● **INSTRUCTIONS TO FOLLOW**
Work out how many lines of the listing hold "true" and return that number by itself.
◆ ◆ ◆
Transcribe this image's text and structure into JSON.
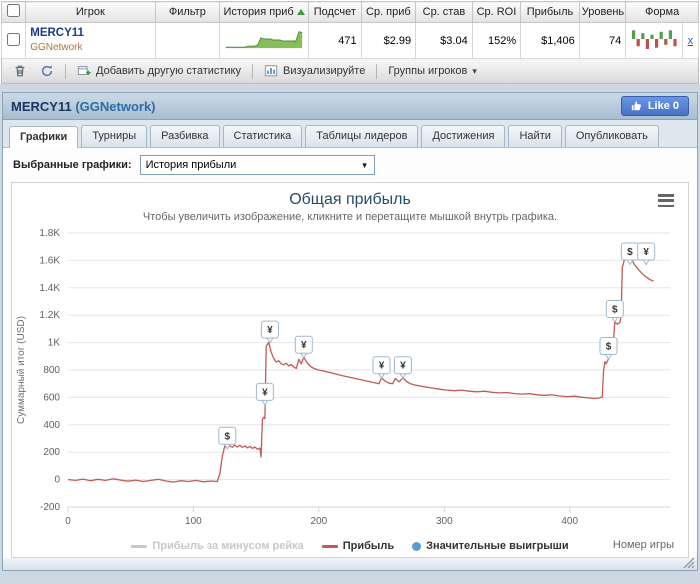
{
  "stats_table": {
    "columns": [
      {
        "label": "Игрок"
      },
      {
        "label": "Фильтр"
      },
      {
        "label": "История приб",
        "sorted": true
      },
      {
        "label": "Подсчет"
      },
      {
        "label": "Ср. приб"
      },
      {
        "label": "Ср. став"
      },
      {
        "label": "Ср. ROI"
      },
      {
        "label": "Прибыль"
      },
      {
        "label": "Уровень"
      },
      {
        "label": "Форма"
      }
    ],
    "row": {
      "player": "MERCY11",
      "network": "GGNetwork",
      "filter": "",
      "count": "471",
      "avg_profit": "$2.99",
      "avg_stake": "$3.04",
      "avg_roi": "152%",
      "profit": "$1,406",
      "level": "74",
      "remove_label": "x",
      "sparkline": [
        0,
        0,
        0,
        0,
        0,
        0,
        0,
        1,
        1,
        1,
        2,
        9,
        8,
        8,
        8,
        7,
        7,
        7,
        6,
        6,
        6,
        6,
        6,
        15,
        14
      ],
      "form": [
        6,
        -5,
        4,
        -7,
        3,
        -6,
        5,
        -4,
        6,
        -5
      ]
    }
  },
  "toolbar": {
    "add_stat_label": "Добавить другую статистику",
    "visualize_label": "Визуализируйте",
    "groups_label": "Группы игроков"
  },
  "panel": {
    "title_player": "MERCY11",
    "title_network": "(GGNetwork)",
    "like_label": "Like 0"
  },
  "tabs": [
    {
      "id": "graphs",
      "label": "Графики",
      "active": true
    },
    {
      "id": "tournaments",
      "label": "Турниры",
      "active": false
    },
    {
      "id": "breakdown",
      "label": "Разбивка",
      "active": false
    },
    {
      "id": "statistics",
      "label": "Статистика",
      "active": false
    },
    {
      "id": "leaderboards",
      "label": "Таблицы лидеров",
      "active": false
    },
    {
      "id": "achievements",
      "label": "Достижения",
      "active": false
    },
    {
      "id": "find",
      "label": "Найти",
      "active": false
    },
    {
      "id": "publish",
      "label": "Опубликовать",
      "active": false
    }
  ],
  "graph_select": {
    "label": "Выбранные графики:",
    "value": "История прибыли"
  },
  "chart_data": {
    "type": "line",
    "title": "Общая прибыль",
    "subtitle": "Чтобы увеличить изображение, кликните и перетащите мышкой внутрь графика.",
    "xlabel": "Номер игры",
    "ylabel": "Суммарный итог (USD)",
    "xlim": [
      0,
      480
    ],
    "ylim": [
      -200,
      1800
    ],
    "grid": true,
    "legend_position": "bottom",
    "xticks": [
      {
        "v": 0,
        "label": "0"
      },
      {
        "v": 100,
        "label": "100"
      },
      {
        "v": 200,
        "label": "200"
      },
      {
        "v": 300,
        "label": "300"
      },
      {
        "v": 400,
        "label": "400"
      }
    ],
    "yticks": [
      {
        "v": -200,
        "label": "-200"
      },
      {
        "v": 0,
        "label": "0"
      },
      {
        "v": 200,
        "label": "200"
      },
      {
        "v": 400,
        "label": "400"
      },
      {
        "v": 600,
        "label": "600"
      },
      {
        "v": 800,
        "label": "800"
      },
      {
        "v": 1000,
        "label": "1K"
      },
      {
        "v": 1200,
        "label": "1.2K"
      },
      {
        "v": 1400,
        "label": "1.4K"
      },
      {
        "v": 1600,
        "label": "1.6K"
      },
      {
        "v": 1800,
        "label": "1.8K"
      }
    ],
    "legend": [
      {
        "label": "Прибыль за минусом рейка",
        "color": "#c8c8c8",
        "swatch": "line",
        "disabled": true
      },
      {
        "label": "Прибыль",
        "color": "#c45a52",
        "swatch": "line",
        "disabled": false
      },
      {
        "label": "Значительные выигрыши",
        "color": "#5b9bd5",
        "swatch": "circle",
        "disabled": false
      }
    ],
    "series": [
      {
        "name": "Прибыль за минусом рейка",
        "color": "#c8c8c8",
        "visible": false,
        "points": []
      },
      {
        "name": "Прибыль",
        "color": "#c45a52",
        "visible": true,
        "points": [
          [
            0,
            0
          ],
          [
            6,
            -6
          ],
          [
            12,
            4
          ],
          [
            18,
            -8
          ],
          [
            24,
            2
          ],
          [
            30,
            -6
          ],
          [
            36,
            6
          ],
          [
            42,
            -4
          ],
          [
            48,
            -12
          ],
          [
            54,
            -4
          ],
          [
            60,
            -14
          ],
          [
            66,
            -6
          ],
          [
            72,
            2
          ],
          [
            78,
            -10
          ],
          [
            84,
            -18
          ],
          [
            90,
            -8
          ],
          [
            96,
            -14
          ],
          [
            102,
            -6
          ],
          [
            108,
            -16
          ],
          [
            114,
            -10
          ],
          [
            119,
            -14
          ],
          [
            121,
            40
          ],
          [
            123,
            170
          ],
          [
            125,
            245
          ],
          [
            127,
            230
          ],
          [
            129,
            248
          ],
          [
            131,
            236
          ],
          [
            133,
            252
          ],
          [
            135,
            238
          ],
          [
            137,
            250
          ],
          [
            139,
            236
          ],
          [
            141,
            246
          ],
          [
            143,
            232
          ],
          [
            145,
            242
          ],
          [
            147,
            228
          ],
          [
            149,
            238
          ],
          [
            151,
            222
          ],
          [
            153,
            230
          ],
          [
            154,
            165
          ],
          [
            155,
            440
          ],
          [
            156,
            455
          ],
          [
            157,
            445
          ],
          [
            158,
            975
          ],
          [
            160,
            1000
          ],
          [
            162,
            930
          ],
          [
            164,
            885
          ],
          [
            166,
            858
          ],
          [
            168,
            868
          ],
          [
            170,
            845
          ],
          [
            172,
            838
          ],
          [
            174,
            850
          ],
          [
            176,
            830
          ],
          [
            178,
            840
          ],
          [
            180,
            822
          ],
          [
            182,
            812
          ],
          [
            184,
            878
          ],
          [
            186,
            845
          ],
          [
            188,
            895
          ],
          [
            190,
            862
          ],
          [
            192,
            838
          ],
          [
            194,
            822
          ],
          [
            196,
            812
          ],
          [
            199,
            802
          ],
          [
            204,
            792
          ],
          [
            209,
            782
          ],
          [
            214,
            770
          ],
          [
            219,
            758
          ],
          [
            224,
            748
          ],
          [
            229,
            738
          ],
          [
            234,
            728
          ],
          [
            239,
            718
          ],
          [
            244,
            708
          ],
          [
            248,
            700
          ],
          [
            250,
            742
          ],
          [
            253,
            718
          ],
          [
            256,
            704
          ],
          [
            259,
            700
          ],
          [
            261,
            738
          ],
          [
            264,
            714
          ],
          [
            267,
            742
          ],
          [
            270,
            716
          ],
          [
            273,
            700
          ],
          [
            277,
            690
          ],
          [
            282,
            681
          ],
          [
            287,
            673
          ],
          [
            292,
            666
          ],
          [
            297,
            659
          ],
          [
            302,
            653
          ],
          [
            308,
            649
          ],
          [
            314,
            653
          ],
          [
            320,
            645
          ],
          [
            326,
            641
          ],
          [
            332,
            645
          ],
          [
            338,
            637
          ],
          [
            344,
            633
          ],
          [
            350,
            636
          ],
          [
            356,
            628
          ],
          [
            362,
            624
          ],
          [
            368,
            627
          ],
          [
            374,
            619
          ],
          [
            380,
            615
          ],
          [
            386,
            618
          ],
          [
            392,
            610
          ],
          [
            398,
            606
          ],
          [
            404,
            609
          ],
          [
            410,
            601
          ],
          [
            415,
            596
          ],
          [
            420,
            592
          ],
          [
            424,
            596
          ],
          [
            426,
            604
          ],
          [
            427,
            790
          ],
          [
            428,
            860
          ],
          [
            429,
            845
          ],
          [
            431,
            880
          ],
          [
            432,
            1010
          ],
          [
            433,
            995
          ],
          [
            435,
            1025
          ],
          [
            436,
            1150
          ],
          [
            438,
            1135
          ],
          [
            440,
            1145
          ],
          [
            441,
            1190
          ],
          [
            442,
            1550
          ],
          [
            444,
            1615
          ],
          [
            446,
            1650
          ],
          [
            448,
            1628
          ],
          [
            450,
            1598
          ],
          [
            452,
            1565
          ],
          [
            455,
            1532
          ],
          [
            458,
            1502
          ],
          [
            461,
            1478
          ],
          [
            464,
            1460
          ],
          [
            467,
            1448
          ]
        ]
      }
    ],
    "markers": [
      {
        "x": 127,
        "y": 320,
        "symbol": "$"
      },
      {
        "x": 157,
        "y": 640,
        "symbol": "¥"
      },
      {
        "x": 161,
        "y": 1095,
        "symbol": "¥"
      },
      {
        "x": 188,
        "y": 985,
        "symbol": "¥"
      },
      {
        "x": 250,
        "y": 835,
        "symbol": "¥"
      },
      {
        "x": 267,
        "y": 835,
        "symbol": "¥"
      },
      {
        "x": 431,
        "y": 975,
        "symbol": "$"
      },
      {
        "x": 436,
        "y": 1245,
        "symbol": "$"
      },
      {
        "x": 448,
        "y": 1665,
        "symbol": "$"
      },
      {
        "x": 461,
        "y": 1665,
        "symbol": "¥"
      }
    ]
  },
  "colors": {
    "profit_line": "#c45a52",
    "significant_win_blue": "#5b9bd5",
    "sparkline_green": "#7ab648",
    "form_up": "#52a052",
    "form_down": "#c0504d",
    "like_blue": "#4a72c4",
    "chart_title": "#274b6d"
  },
  "icons": [
    "trash-icon",
    "refresh-icon",
    "add-statistic-icon",
    "visualize-icon",
    "chevron-down-icon",
    "thumbs-up-icon",
    "sort-ascending-icon",
    "dropdown-arrow-icon",
    "hamburger-menu-icon",
    "resize-handle-icon"
  ]
}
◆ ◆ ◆
● **EXERCISE OUTPUT**
5